- INSTRUCTIONS TO FOLLOW:
Only the pictures should be left out; repeat the rest of the data exactly.

- GIVEN DATA:

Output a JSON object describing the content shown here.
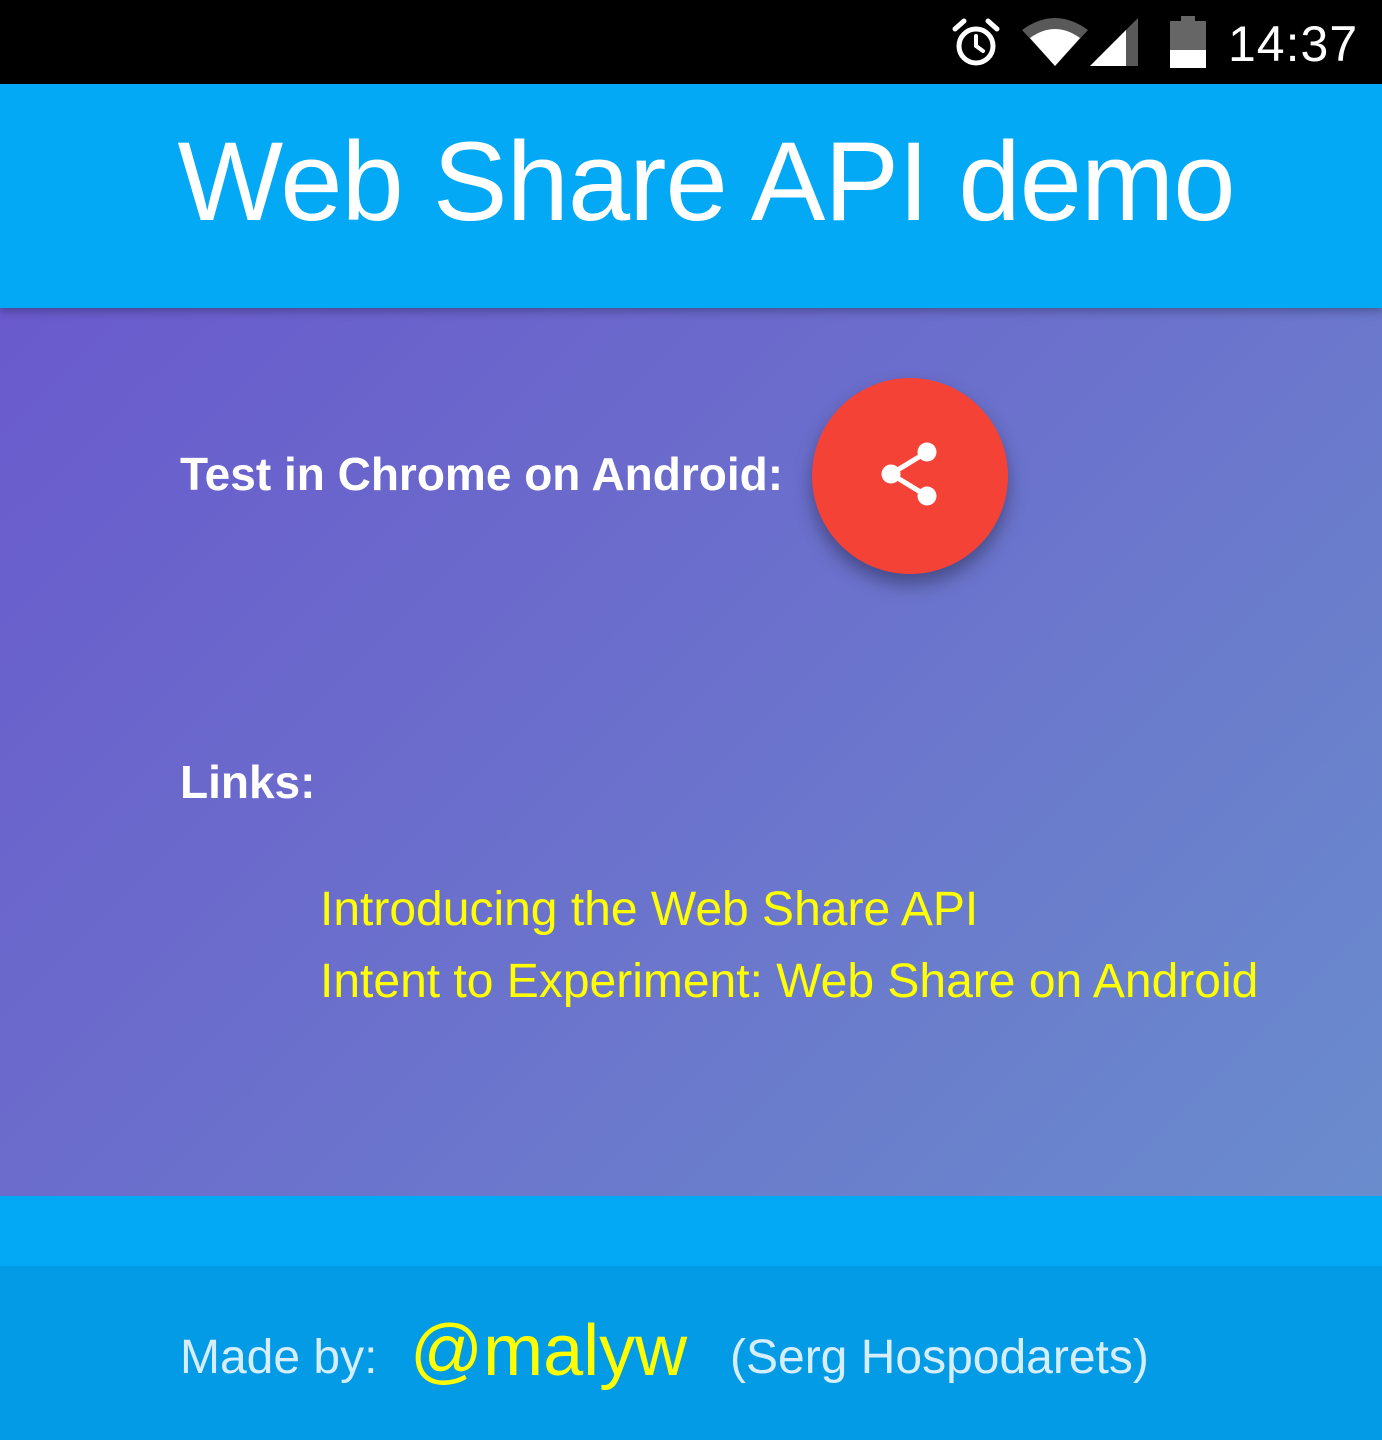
{
  "status_bar": {
    "time": "14:37",
    "icons": [
      "alarm-icon",
      "wifi-icon",
      "cell-signal-icon",
      "battery-icon"
    ]
  },
  "header": {
    "title": "Web Share API demo"
  },
  "main": {
    "test_label": "Test in Chrome on Android:",
    "share_button_icon": "share-icon",
    "links_heading": "Links:",
    "links": [
      {
        "label": "Introducing the Web Share API"
      },
      {
        "label": "Intent to Experiment: Web Share on Android"
      }
    ]
  },
  "footer": {
    "made_by_label": "Made by:",
    "handle": "@malyw",
    "author": "(Serg Hospodarets)"
  },
  "colors": {
    "header_blue": "#03a9f4",
    "footer_blue": "#039be5",
    "gradient_start": "#6a5acd",
    "gradient_end": "#6a8ccd",
    "share_button_red": "#f44336",
    "link_yellow": "#ffff00"
  }
}
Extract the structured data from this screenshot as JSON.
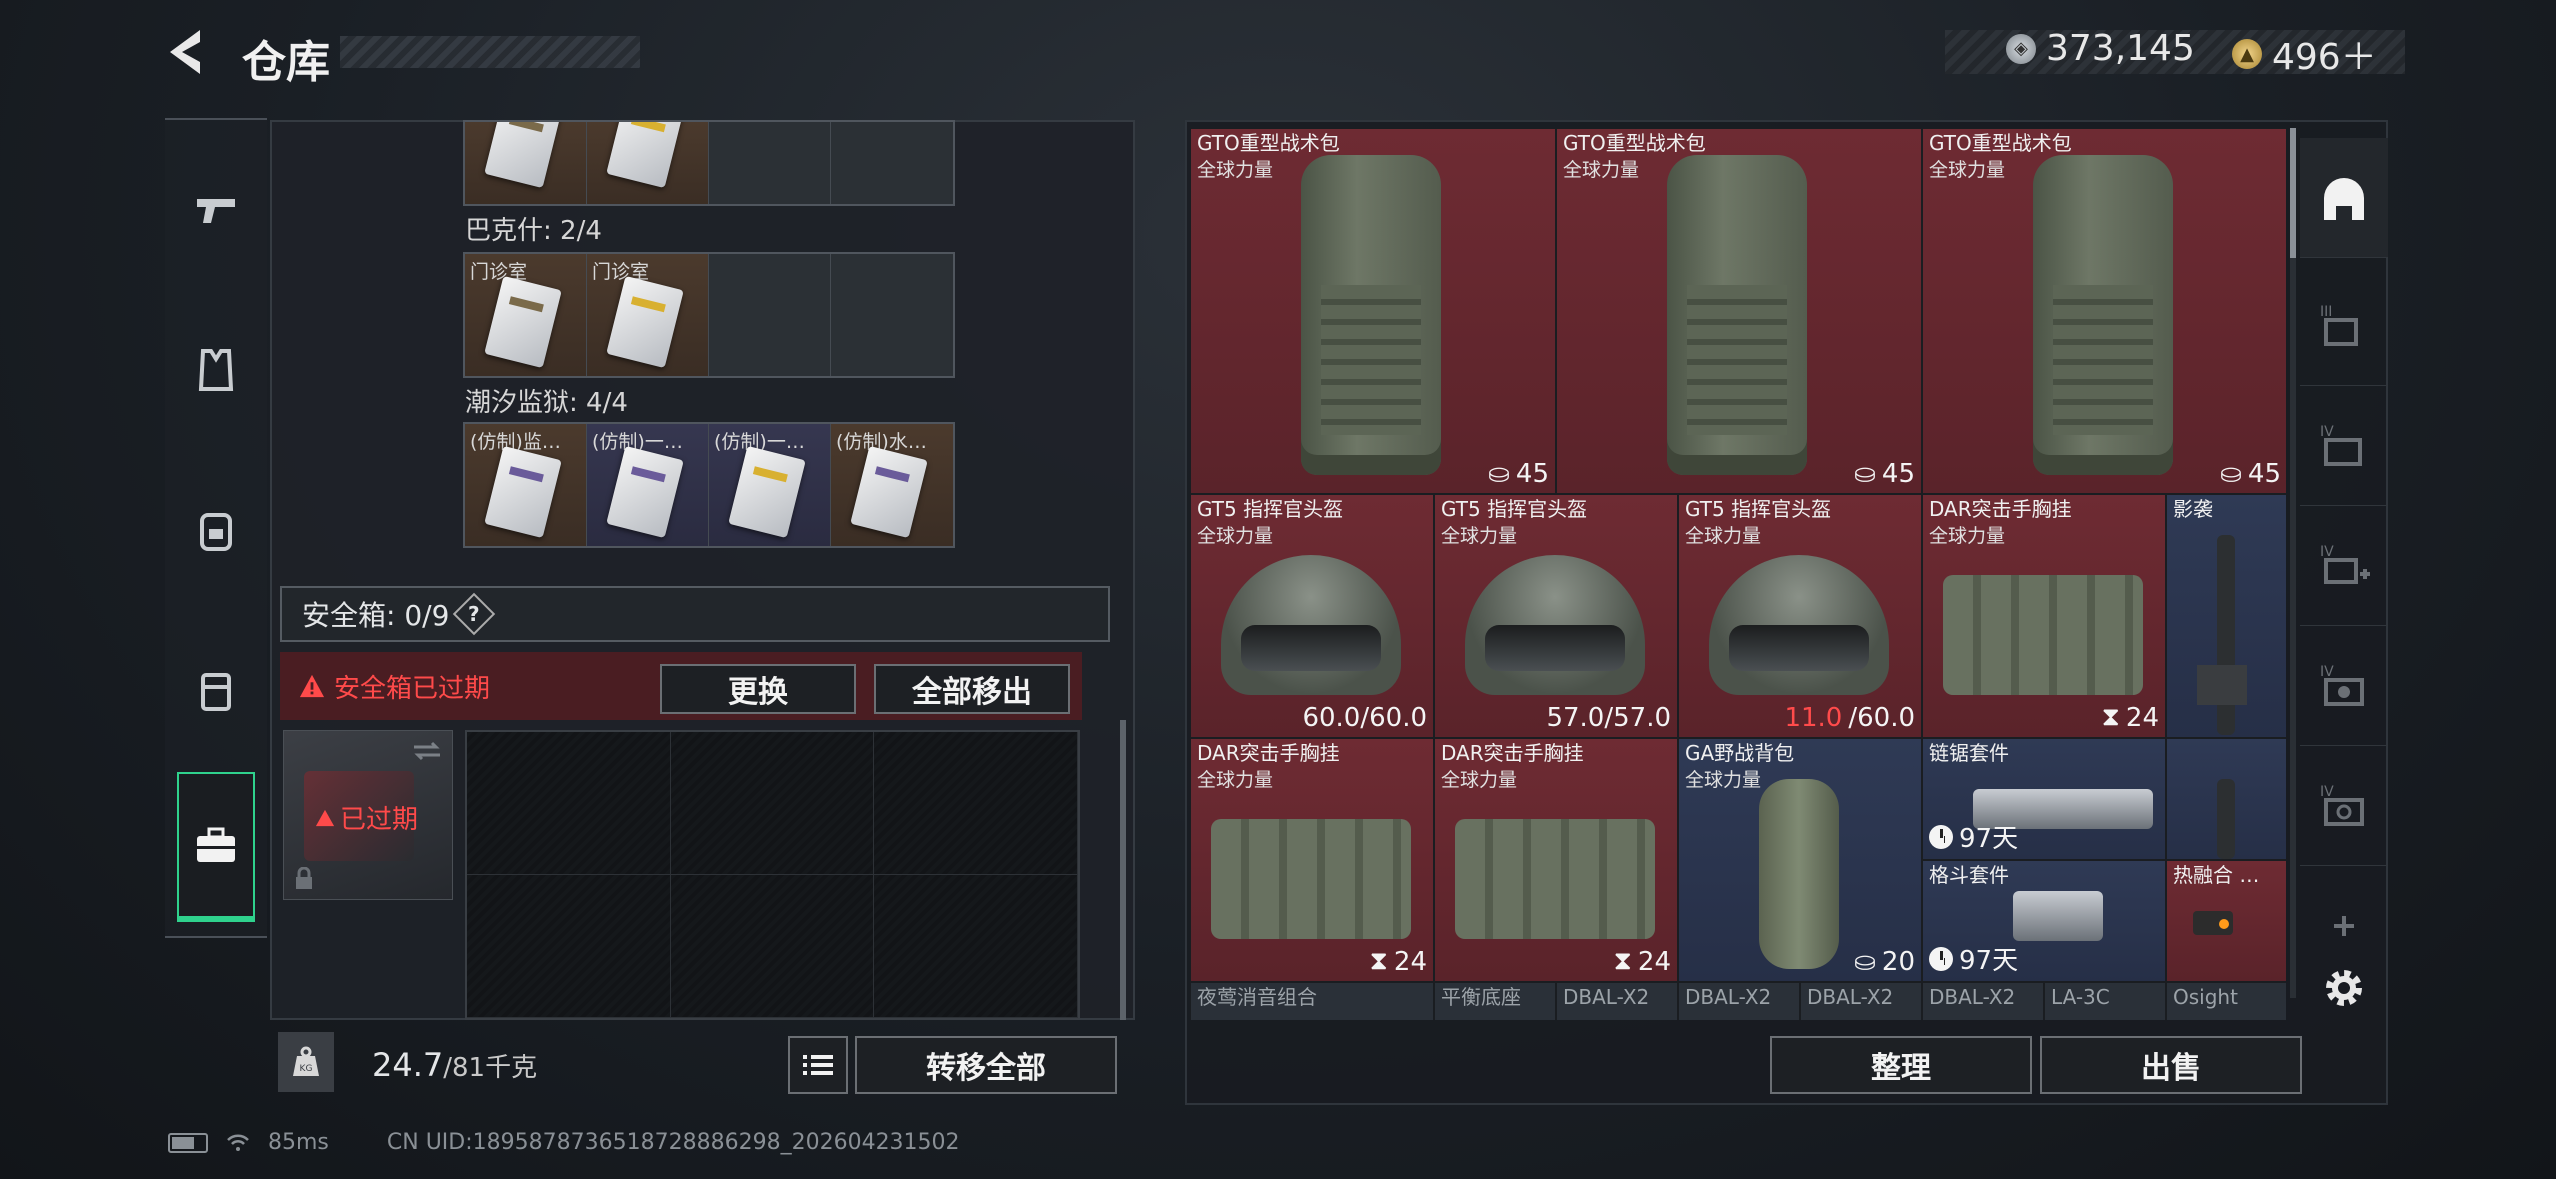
{
  "header": {
    "title": "仓库",
    "currency_silver": "373,145",
    "currency_gold": "496＋"
  },
  "left_rail": {
    "items": [
      "pistol-icon",
      "vest-icon",
      "backpack-icon",
      "pouch-icon",
      "toolbox-icon"
    ],
    "active": "toolbox-icon"
  },
  "container": {
    "sections": [
      {
        "label": "巴克什: 2/4",
        "cells": [
          "门诊室",
          "门诊室",
          "",
          ""
        ]
      },
      {
        "label": "潮汐监狱: 4/4",
        "cells": [
          "(仿制)监…",
          "(仿制)一…",
          "(仿制)一…",
          "(仿制)水…"
        ]
      }
    ],
    "safebox_label": "安全箱: 0/9",
    "help": "?",
    "expired_warning": "安全箱已过期",
    "replace_button": "更换",
    "remove_all_button": "全部移出",
    "safebox_status": "已过期",
    "weight_badge": "KG",
    "weight_value": "24.7",
    "weight_total": "/81千克",
    "transfer_all_button": "转移全部"
  },
  "stash": {
    "items": [
      {
        "name": "GTO重型战术包",
        "sub": "全球力量",
        "value": "45"
      },
      {
        "name": "GTO重型战术包",
        "sub": "全球力量",
        "value": "45"
      },
      {
        "name": "GTO重型战术包",
        "sub": "全球力量",
        "value": "45"
      },
      {
        "name": "GT5 指挥官头盔",
        "sub": "全球力量",
        "value": "60.0/60.0"
      },
      {
        "name": "GT5 指挥官头盔",
        "sub": "全球力量",
        "value": "57.0/57.0"
      },
      {
        "name": "GT5 指挥官头盔",
        "sub": "全球力量",
        "value_warn": "11.0",
        "value_rest": "/60.0"
      },
      {
        "name": "DAR突击手胸挂",
        "sub": "全球力量",
        "value": "24"
      },
      {
        "name": "影袭",
        "sub": "",
        "value": ""
      },
      {
        "name": "DAR突击手胸挂",
        "sub": "全球力量",
        "value": "24"
      },
      {
        "name": "DAR突击手胸挂",
        "sub": "全球力量",
        "value": "24"
      },
      {
        "name": "GA野战背包",
        "sub": "全球力量",
        "value": "20"
      },
      {
        "name": "链锯套件",
        "sub": "",
        "timer": "97天"
      },
      {
        "name": "格斗套件",
        "sub": "",
        "timer": "97天"
      },
      {
        "name": "热融合 …",
        "sub": "",
        "value": ""
      }
    ],
    "bottom_row": [
      "夜莺消音组合",
      "平衡底座",
      "DBAL-X2",
      "DBAL-X2",
      "DBAL-X2",
      "DBAL-X2",
      "LA-3C",
      "Osight"
    ],
    "sort_button": "整理",
    "sell_button": "出售"
  },
  "right_rail": {
    "items": [
      "stash-icon",
      "tier3-icon",
      "tier4-icon",
      "tier4-medkit-icon",
      "tier4-camera-icon",
      "tier4-gear-icon"
    ],
    "active": "stash-icon"
  },
  "status_bar": {
    "ping": "85ms",
    "uid": "CN UID:1895878736518728886298_202604231502"
  }
}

- RESPONSE AREA:
Output a JSON object describing the content shown here.
{
  "status_bar": {
    "time": "14:37",
    "icons": [
      "alarm-icon",
      "wifi-icon",
      "cell-signal-icon",
      "battery-icon"
    ]
  },
  "header": {
    "title": "Web Share API demo"
  },
  "main": {
    "test_label": "Test in Chrome on Android:",
    "share_button_icon": "share-icon",
    "links_heading": "Links:",
    "links": [
      {
        "label": "Introducing the Web Share API"
      },
      {
        "label": "Intent to Experiment: Web Share on Android"
      }
    ]
  },
  "footer": {
    "made_by_label": "Made by:",
    "handle": "@malyw",
    "author": "(Serg Hospodarets)"
  },
  "colors": {
    "header_blue": "#03a9f4",
    "footer_blue": "#039be5",
    "gradient_start": "#6a5acd",
    "gradient_end": "#6a8ccd",
    "share_button_red": "#f44336",
    "link_yellow": "#ffff00"
  }
}
Extract the structured data from this screenshot as JSON.
{
  "header": {
    "title": "仓库",
    "currency_silver": "373,145",
    "currency_gold": "496＋"
  },
  "left_rail": {
    "items": [
      "pistol-icon",
      "vest-icon",
      "backpack-icon",
      "pouch-icon",
      "toolbox-icon"
    ],
    "active": "toolbox-icon"
  },
  "container": {
    "sections": [
      {
        "label": "巴克什: 2/4",
        "cells": [
          "门诊室",
          "门诊室",
          "",
          ""
        ]
      },
      {
        "label": "潮汐监狱: 4/4",
        "cells": [
          "(仿制)监…",
          "(仿制)一…",
          "(仿制)一…",
          "(仿制)水…"
        ]
      }
    ],
    "safebox_label": "安全箱: 0/9",
    "help": "?",
    "expired_warning": "安全箱已过期",
    "replace_button": "更换",
    "remove_all_button": "全部移出",
    "safebox_status": "已过期",
    "weight_badge": "KG",
    "weight_value": "24.7",
    "weight_total": "/81千克",
    "transfer_all_button": "转移全部"
  },
  "stash": {
    "items": [
      {
        "name": "GTO重型战术包",
        "sub": "全球力量",
        "value": "45"
      },
      {
        "name": "GTO重型战术包",
        "sub": "全球力量",
        "value": "45"
      },
      {
        "name": "GTO重型战术包",
        "sub": "全球力量",
        "value": "45"
      },
      {
        "name": "GT5 指挥官头盔",
        "sub": "全球力量",
        "value": "60.0/60.0"
      },
      {
        "name": "GT5 指挥官头盔",
        "sub": "全球力量",
        "value": "57.0/57.0"
      },
      {
        "name": "GT5 指挥官头盔",
        "sub": "全球力量",
        "value_warn": "11.0",
        "value_rest": "/60.0"
      },
      {
        "name": "DAR突击手胸挂",
        "sub": "全球力量",
        "value": "24"
      },
      {
        "name": "影袭",
        "sub": "",
        "value": ""
      },
      {
        "name": "DAR突击手胸挂",
        "sub": "全球力量",
        "value": "24"
      },
      {
        "name": "DAR突击手胸挂",
        "sub": "全球力量",
        "value": "24"
      },
      {
        "name": "GA野战背包",
        "sub": "全球力量",
        "value": "20"
      },
      {
        "name": "链锯套件",
        "sub": "",
        "timer": "97天"
      },
      {
        "name": "格斗套件",
        "sub": "",
        "timer": "97天"
      },
      {
        "name": "热融合 …",
        "sub": "",
        "value": ""
      }
    ],
    "bottom_row": [
      "夜莺消音组合",
      "平衡底座",
      "DBAL-X2",
      "DBAL-X2",
      "DBAL-X2",
      "DBAL-X2",
      "LA-3C",
      "Osight"
    ],
    "sort_button": "整理",
    "sell_button": "出售"
  },
  "right_rail": {
    "items": [
      "stash-icon",
      "tier3-icon",
      "tier4-icon",
      "tier4-medkit-icon",
      "tier4-camera-icon",
      "tier4-gear-icon"
    ],
    "active": "stash-icon"
  },
  "status_bar": {
    "ping": "85ms",
    "uid": "CN UID:1895878736518728886298_202604231502"
  }
}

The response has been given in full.